For some reason I get a lot of queries where the writer feels the need to share her age. Most commonly it’s people who are in their 70s or 80s and feel the need to tell me they don’t have a lot of time left, or people in their 20s or teens who are concerned that age might be an issue.
Don’t bother telling your age. As Cynthia Shapiro, the author of Corporate Confidential has said, “age discrimination does exist.” So why tempt fate? Frankly, I don’t care how old you are, but if you tell me you’re only 15 it’s going to make me immediately wonder whether or not you are ready to write a book, and that’s not fair to you. And if I tell a publisher you’re 8,5 they are going to wonder whether it’s worth making a financial investment in your career. Remember what I’ve said before . . . publishers are looking for a reason to reject a book. So why give it to them so easily?

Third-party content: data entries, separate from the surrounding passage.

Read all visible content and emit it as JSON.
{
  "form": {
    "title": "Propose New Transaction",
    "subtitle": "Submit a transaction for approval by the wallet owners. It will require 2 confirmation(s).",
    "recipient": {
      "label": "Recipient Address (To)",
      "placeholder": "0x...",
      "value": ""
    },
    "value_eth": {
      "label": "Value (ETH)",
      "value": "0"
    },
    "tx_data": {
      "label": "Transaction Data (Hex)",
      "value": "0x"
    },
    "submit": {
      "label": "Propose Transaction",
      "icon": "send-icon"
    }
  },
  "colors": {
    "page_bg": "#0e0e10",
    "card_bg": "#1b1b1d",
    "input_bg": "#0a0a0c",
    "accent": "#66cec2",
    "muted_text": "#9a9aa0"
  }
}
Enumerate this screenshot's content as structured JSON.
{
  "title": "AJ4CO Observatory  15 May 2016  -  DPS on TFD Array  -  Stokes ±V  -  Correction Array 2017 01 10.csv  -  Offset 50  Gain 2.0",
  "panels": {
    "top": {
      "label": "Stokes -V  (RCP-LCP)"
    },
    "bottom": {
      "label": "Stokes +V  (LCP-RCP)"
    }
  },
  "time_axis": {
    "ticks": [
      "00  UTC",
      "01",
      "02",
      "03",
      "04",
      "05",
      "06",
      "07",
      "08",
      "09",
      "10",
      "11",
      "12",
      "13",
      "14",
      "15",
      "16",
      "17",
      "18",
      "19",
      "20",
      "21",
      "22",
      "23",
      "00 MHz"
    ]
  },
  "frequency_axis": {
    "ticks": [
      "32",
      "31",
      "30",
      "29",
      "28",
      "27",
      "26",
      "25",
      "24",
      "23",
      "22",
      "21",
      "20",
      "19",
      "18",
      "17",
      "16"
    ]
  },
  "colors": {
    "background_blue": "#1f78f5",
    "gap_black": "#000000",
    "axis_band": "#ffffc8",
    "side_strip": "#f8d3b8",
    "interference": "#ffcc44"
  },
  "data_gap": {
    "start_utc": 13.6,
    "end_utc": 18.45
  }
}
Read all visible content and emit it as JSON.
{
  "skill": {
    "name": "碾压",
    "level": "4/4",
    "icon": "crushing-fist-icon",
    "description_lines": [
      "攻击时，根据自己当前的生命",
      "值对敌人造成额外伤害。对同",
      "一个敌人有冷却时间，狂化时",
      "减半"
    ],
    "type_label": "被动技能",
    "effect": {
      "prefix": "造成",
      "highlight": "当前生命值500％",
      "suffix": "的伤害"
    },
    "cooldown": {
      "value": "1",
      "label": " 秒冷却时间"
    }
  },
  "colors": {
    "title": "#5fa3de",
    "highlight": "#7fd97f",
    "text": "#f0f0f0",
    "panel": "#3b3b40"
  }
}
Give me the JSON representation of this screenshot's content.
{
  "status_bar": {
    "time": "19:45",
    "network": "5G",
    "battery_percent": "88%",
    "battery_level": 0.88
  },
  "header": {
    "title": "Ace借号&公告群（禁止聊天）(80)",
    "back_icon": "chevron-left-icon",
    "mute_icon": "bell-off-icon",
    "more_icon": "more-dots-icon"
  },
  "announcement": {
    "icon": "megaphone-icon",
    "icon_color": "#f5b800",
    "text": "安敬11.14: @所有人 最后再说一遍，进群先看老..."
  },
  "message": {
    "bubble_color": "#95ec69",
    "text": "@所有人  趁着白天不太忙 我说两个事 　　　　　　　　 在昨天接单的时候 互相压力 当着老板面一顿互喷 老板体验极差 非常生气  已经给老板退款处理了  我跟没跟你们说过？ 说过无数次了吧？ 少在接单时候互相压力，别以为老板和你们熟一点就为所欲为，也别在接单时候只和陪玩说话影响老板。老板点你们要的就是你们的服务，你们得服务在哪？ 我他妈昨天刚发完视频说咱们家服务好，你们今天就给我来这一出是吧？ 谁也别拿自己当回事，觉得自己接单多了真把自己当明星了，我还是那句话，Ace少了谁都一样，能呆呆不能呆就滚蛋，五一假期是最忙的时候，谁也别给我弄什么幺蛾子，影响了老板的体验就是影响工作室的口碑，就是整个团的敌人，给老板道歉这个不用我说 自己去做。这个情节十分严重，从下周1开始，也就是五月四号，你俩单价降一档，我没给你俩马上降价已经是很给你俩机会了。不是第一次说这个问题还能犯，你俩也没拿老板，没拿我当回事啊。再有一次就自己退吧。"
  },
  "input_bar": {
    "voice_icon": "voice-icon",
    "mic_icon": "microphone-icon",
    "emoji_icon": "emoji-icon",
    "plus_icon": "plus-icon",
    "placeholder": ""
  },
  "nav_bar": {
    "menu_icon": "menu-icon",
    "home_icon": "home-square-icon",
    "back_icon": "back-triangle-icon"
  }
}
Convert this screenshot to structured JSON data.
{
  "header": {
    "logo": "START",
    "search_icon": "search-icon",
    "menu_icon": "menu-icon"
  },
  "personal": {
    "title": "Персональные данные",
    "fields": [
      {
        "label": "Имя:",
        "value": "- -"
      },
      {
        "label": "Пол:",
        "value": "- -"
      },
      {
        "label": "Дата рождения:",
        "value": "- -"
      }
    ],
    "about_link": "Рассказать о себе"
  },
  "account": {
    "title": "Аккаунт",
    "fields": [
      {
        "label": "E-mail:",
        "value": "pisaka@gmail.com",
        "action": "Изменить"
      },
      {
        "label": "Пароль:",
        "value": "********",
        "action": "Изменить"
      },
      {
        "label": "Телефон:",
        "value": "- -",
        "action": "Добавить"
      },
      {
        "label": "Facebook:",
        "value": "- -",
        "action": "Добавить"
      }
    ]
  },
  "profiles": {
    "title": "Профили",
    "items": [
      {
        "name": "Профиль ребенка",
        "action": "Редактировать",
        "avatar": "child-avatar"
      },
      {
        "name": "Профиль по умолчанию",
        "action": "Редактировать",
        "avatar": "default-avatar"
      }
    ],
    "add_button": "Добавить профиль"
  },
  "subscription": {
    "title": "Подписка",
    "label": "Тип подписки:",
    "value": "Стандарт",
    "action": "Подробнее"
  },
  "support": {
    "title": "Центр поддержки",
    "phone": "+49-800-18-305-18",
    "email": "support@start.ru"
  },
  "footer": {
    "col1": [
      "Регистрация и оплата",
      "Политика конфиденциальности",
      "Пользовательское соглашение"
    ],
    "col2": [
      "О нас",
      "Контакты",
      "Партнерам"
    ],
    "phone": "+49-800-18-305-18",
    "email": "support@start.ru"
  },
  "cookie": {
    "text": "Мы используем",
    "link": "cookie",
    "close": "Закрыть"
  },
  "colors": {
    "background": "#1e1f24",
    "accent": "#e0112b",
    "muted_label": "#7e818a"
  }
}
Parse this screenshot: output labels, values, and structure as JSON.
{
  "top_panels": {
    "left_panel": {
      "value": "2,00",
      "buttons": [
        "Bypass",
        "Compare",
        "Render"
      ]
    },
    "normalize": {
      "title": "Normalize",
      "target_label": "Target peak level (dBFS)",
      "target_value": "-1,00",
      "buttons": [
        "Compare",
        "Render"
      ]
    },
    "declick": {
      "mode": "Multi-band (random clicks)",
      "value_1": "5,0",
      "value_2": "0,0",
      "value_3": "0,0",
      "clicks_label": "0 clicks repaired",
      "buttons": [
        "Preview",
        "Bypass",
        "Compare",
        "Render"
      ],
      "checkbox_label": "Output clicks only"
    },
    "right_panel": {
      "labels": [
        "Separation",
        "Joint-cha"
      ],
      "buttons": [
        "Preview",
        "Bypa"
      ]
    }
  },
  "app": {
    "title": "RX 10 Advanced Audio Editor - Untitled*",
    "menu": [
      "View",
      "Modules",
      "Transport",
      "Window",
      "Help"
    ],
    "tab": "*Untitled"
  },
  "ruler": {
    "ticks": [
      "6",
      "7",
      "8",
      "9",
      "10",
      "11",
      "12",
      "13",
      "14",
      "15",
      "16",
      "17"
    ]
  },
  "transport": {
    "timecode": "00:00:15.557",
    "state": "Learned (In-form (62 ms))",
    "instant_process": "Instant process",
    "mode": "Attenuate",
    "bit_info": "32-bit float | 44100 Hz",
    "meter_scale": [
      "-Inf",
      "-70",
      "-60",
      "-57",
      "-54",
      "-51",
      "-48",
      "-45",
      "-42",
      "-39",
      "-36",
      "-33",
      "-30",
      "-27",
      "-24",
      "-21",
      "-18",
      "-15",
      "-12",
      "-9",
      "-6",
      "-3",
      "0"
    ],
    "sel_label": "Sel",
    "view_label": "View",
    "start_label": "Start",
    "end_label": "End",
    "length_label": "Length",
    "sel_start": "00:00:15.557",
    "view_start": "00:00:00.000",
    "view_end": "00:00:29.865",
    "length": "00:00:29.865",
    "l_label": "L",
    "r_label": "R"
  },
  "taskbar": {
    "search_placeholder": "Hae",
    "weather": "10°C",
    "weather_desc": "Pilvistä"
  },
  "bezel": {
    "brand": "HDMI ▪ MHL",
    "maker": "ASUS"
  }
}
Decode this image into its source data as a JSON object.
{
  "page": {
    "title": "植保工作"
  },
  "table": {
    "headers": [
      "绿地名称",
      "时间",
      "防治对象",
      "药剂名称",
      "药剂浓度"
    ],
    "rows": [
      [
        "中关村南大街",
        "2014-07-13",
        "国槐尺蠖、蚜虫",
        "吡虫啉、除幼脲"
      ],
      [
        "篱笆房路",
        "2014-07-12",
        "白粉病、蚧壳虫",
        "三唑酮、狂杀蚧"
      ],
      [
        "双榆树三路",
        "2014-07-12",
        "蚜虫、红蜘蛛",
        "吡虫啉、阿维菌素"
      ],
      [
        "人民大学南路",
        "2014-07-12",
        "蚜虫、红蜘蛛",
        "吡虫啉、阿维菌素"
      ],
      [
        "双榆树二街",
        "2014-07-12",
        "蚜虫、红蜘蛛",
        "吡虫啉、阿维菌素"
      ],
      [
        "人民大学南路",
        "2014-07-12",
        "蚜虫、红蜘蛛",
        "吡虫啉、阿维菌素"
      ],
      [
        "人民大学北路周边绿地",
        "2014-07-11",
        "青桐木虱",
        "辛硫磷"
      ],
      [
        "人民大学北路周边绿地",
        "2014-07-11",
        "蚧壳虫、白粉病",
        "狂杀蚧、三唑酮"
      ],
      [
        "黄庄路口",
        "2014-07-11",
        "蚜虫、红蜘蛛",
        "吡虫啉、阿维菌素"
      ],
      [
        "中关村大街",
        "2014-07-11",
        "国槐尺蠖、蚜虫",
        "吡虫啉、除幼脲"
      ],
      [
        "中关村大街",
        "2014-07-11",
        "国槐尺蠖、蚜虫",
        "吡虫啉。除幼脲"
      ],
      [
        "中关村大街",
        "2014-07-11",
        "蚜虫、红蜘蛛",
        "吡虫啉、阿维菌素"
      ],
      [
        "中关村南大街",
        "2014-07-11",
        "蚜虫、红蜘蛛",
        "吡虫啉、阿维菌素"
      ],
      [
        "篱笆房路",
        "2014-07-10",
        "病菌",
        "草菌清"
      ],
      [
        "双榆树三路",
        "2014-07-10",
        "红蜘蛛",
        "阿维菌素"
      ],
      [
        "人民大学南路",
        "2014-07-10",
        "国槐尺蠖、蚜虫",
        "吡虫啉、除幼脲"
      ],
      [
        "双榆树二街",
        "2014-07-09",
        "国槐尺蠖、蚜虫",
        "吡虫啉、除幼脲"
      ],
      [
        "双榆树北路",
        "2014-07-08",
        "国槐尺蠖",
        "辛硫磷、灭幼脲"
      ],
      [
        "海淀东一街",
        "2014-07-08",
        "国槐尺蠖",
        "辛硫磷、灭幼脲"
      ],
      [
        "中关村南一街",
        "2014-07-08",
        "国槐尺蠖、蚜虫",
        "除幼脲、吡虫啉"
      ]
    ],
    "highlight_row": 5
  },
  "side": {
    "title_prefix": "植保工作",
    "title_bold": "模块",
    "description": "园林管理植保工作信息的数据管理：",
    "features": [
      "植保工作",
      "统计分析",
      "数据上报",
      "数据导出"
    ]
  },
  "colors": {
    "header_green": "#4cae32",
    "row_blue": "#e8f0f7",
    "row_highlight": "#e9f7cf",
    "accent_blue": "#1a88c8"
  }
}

Not pleasant to hear, I know, but these are the hard truths of any business, not just publishing. Listen, it’s hard enough to get published, so why set yourself up for possible rejection when you don’t have to? If it’s unlawful to ask a question in an interview, don’t give the answer voluntarily. The same holds true for query letters. I don’t need to know your age, marital status, or any health issues you might have. When sending me your query, stick to what is really important, and that’s your book. And only your book. I care only about what makes your book different from anything else ever written, and if the only thing you can come up with is that you’re 14, that’s not going to be enough.